Suzuki’s Vitara jets to the pointy end of the small SUV pack thanks to a new 1.4 turbo engine, aptly named the ‘Boosterjet’.
As the small SUV area continues to expand, up 28 per cent last year, Suzuki is set to gain an increased market share with Vitara Turbo. Well, it should if there’s any justice in the world. Two versions are available, a front driver for $34k which features here, and a 4WD variant for an extra $4000. We’ve not checked out the latter but given how awesome the 2WD model is we’d suggest pocketing the savings. And we reckon it might give the similarly priced market darling CX-3 a scare. For it has a grand mix of design and drive delights, mixing decent performance with surprising economy, exacting handling with accommodating comfort. Plus there’s better interior space than the Mazda can offer. All in all, given price, a thoroughly decent thing.
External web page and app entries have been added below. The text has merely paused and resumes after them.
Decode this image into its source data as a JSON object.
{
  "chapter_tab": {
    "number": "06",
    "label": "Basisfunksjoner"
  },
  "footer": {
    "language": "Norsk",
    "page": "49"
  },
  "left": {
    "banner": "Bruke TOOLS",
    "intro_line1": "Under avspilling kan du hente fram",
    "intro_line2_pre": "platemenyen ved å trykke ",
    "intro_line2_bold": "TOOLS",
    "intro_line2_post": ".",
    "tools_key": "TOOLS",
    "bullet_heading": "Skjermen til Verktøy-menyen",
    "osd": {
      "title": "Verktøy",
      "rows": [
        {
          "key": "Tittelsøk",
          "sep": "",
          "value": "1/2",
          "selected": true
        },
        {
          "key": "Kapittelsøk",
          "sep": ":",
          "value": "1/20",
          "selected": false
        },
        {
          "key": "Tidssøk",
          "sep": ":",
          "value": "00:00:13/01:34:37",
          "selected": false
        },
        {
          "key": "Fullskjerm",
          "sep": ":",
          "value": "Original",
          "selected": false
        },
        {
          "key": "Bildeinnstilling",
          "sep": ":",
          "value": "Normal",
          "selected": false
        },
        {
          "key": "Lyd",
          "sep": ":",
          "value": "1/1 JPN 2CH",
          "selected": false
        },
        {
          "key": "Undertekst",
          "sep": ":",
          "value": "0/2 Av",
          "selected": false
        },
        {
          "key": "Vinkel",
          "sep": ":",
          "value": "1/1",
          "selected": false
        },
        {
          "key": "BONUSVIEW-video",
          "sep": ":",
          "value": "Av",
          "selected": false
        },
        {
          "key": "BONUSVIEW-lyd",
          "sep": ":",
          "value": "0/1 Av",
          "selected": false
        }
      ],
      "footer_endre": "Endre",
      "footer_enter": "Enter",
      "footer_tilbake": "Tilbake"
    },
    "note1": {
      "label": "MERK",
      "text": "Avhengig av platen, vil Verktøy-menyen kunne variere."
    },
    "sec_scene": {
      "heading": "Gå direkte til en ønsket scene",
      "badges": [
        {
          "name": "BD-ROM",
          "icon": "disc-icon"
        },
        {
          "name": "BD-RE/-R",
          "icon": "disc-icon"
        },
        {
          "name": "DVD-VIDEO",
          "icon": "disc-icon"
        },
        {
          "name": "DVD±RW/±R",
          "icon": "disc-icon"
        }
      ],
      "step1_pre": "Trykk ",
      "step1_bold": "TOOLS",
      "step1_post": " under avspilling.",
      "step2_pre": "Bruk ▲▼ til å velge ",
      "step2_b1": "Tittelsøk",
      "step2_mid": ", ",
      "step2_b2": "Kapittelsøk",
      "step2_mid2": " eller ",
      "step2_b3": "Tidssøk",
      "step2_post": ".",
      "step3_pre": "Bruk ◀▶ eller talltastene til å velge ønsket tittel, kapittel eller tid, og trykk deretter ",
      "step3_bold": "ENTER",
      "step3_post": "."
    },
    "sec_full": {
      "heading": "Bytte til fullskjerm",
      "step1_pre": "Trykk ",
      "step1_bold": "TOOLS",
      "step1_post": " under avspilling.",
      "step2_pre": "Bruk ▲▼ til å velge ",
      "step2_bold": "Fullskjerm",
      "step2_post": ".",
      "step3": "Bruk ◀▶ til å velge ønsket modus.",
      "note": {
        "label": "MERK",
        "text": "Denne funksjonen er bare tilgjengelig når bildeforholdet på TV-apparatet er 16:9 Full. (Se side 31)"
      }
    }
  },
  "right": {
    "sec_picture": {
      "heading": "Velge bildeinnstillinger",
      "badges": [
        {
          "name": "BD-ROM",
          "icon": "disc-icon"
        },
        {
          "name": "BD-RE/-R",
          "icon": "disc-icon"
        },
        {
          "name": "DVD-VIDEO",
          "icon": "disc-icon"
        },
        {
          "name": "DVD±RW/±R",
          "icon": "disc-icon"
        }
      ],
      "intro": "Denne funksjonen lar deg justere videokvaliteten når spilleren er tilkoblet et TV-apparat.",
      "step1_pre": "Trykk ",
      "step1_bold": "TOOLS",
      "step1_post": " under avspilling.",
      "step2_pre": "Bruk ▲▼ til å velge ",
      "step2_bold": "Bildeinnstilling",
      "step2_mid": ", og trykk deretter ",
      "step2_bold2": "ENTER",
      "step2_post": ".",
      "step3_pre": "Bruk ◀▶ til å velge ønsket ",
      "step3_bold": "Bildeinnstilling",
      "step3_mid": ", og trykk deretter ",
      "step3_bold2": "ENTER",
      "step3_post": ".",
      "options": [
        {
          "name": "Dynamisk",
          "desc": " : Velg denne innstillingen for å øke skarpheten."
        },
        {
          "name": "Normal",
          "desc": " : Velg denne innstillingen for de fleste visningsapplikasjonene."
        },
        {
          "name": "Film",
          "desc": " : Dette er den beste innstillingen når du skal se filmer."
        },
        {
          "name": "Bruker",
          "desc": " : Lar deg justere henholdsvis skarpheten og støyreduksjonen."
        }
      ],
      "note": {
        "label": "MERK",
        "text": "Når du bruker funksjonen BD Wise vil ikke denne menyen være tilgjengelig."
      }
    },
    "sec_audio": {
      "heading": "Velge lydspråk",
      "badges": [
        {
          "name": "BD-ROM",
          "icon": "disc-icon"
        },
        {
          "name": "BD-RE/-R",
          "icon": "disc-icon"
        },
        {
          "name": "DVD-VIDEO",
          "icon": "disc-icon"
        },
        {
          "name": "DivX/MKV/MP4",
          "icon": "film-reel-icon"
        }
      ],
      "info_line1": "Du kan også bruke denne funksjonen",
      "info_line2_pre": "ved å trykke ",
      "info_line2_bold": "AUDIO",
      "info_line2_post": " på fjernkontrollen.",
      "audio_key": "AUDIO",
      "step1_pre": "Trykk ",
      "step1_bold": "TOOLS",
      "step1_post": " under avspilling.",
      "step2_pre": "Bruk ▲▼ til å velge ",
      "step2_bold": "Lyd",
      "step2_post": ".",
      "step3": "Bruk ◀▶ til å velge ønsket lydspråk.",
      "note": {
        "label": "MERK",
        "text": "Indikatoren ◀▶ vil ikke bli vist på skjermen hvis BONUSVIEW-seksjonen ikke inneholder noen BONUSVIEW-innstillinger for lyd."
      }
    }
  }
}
Suzuki, like most, has its hits. Swift continues to sell well here, and the Swift Sport is a bang for buck benchmark. Hopefully one day it inherits Vitara Turbo’s “Boosterjet” engine. The reason the top Vitara surprises on so many fronts is its surprising lack of weight – it’s 100kg less than the equivalent CX-3. It scaled up at just 1163kg brimmed, yet doesn’t feel flimsy or insubstantial as a result. It’s packing heat too. Under the blood-red bonnet nestles a D.I 1.4-litre turbo, and it’s a wee ripper.Reminds of the Trax right? For engine type and capacity maybe but that vehicle weighs over 1400kg.
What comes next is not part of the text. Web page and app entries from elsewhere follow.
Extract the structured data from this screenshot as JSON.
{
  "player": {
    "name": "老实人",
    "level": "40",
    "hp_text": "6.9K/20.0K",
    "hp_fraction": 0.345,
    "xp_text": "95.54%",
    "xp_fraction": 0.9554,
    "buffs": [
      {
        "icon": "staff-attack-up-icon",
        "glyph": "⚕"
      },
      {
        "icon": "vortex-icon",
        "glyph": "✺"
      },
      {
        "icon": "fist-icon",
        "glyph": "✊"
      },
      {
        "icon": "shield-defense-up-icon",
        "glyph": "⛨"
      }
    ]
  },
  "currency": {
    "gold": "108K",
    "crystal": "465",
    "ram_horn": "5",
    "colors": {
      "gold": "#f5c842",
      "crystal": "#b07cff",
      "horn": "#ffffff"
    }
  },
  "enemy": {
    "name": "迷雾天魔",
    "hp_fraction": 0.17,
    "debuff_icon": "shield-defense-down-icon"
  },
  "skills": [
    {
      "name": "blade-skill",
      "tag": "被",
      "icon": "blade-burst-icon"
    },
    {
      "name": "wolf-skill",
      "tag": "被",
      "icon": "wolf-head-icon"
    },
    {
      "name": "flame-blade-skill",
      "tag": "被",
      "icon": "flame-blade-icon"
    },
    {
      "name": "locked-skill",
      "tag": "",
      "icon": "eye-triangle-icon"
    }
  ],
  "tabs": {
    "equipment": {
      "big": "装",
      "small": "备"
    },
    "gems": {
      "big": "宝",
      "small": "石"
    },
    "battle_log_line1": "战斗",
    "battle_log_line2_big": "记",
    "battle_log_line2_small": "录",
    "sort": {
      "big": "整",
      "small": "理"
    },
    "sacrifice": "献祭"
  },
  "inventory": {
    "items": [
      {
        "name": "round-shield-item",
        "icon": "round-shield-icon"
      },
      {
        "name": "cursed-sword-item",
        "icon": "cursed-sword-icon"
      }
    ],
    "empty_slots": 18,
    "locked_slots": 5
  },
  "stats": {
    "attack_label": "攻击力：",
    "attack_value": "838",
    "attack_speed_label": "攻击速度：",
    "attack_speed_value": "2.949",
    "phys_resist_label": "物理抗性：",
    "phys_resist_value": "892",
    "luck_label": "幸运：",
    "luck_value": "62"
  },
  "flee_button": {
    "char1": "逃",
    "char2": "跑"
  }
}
Anyhow, this 1.4T is the real deal. Its turbo is attached to the cylinder head with the exhaust manifold incorporated in the same casting, resulting in minimal lag. On the case as soon as 1500rpm has registered, peak torque of 220Nm (up 41 per cent on the 1.6) is said to be on tap from there until 4000rpm, and while best performance demands the full allotment of 6000rpm, Vitara goes like a good thing from 3000-4500rpm. It aced our reference hill climb road with entirely adequate go-power and acceleration up the ascent, hanging on for grim death on a partly wet track, making it quite a delight to punt. Yet only once after serious provocation did fuel use climb into double figures. It’s rated at 5.9L/100km overall, can easily march along on cruise control in the fours at highway speeds and is quiet on the go, despite running 215/55R17s. The six-speed auto works well too, meaning little need to get paddling.
Suzuki rates 0-100 performance laughably at 9.5sec. With persistence, a best run of 7.9sec popped up. One can only surmise the Suzuki test drivers do performance runs in pairs, into a head wind and throw in some luggage for bad measure.
There’s some torque steer but only a hint, and not enough to detract from the drive. It’s surprising how well this sticks, though of late Suzuki chassis have been a bit good, even the diminutive Celerio. This is likewise a talent, thanks in part to a firmer spring and damper settings than on standard Vitara. Despite its slightly high-riding status – which makes for brilliant ease of exit and entry – it delivers nuanced dynamics, resisting understeer longer than you’d reasonably expect, and with electric steering that’s nicely weighted and without the usual artificiality of such devices. Being a lightweight it’s all-disc braking complement fares well too.
Okay, so not too many really care about cornering capers in this class of car. But rest assured Vitara Turbo’s goodness does not end there. Unlike some of the other subcompact offerings, passengers aren’t subjected to sardine packaging, there being quite reasonable stretch space, knee room particularly not in short supply. Suzuki doesn’t really mention luggage capacity in the press release, presumably because there’s not a whole lot there. We went digging and found a figure of 375L before split folding, up slightly on the CX-3’s 350L. It’s enough for a modest supermarket spend. They’re called small SUVs for good reason.
Subtly different design elements distinguish this from commoner Vitaras, the mirror caps, special grille and body colours being external cues, while red highlights inside (about the instruments and air vents) along with leather and suede upholstery mark out the interior. We really liked the black and red Crusaders colour scheme on our vehicle, so figure the 4wd version of this will be popular in the Garden City. Spec levels are competitive too including seven airbags, a reversing camera with sonar each end, LED headlights and DRLs, sat nav, comfort entry, climate air and cruise control. There’s Apple CarPlay and a five-star ANCAP crash test result as well.
About the only aspects I didn’t much like were the fiddly volume control though there’s a remote device on the wheel so no biggie, and a few too many hard plastics. None of the oddments bins are lined either. Vitara Turbo is a genuine surprise package. If you’re considering a subcompact SUV in the early 30s, we’d suggest starting here.
|Suzuki Vitara Turbo 2wd
|1373cc, IL4, DI, 103kW/220Nm
|6-speed auto, front-wheel drive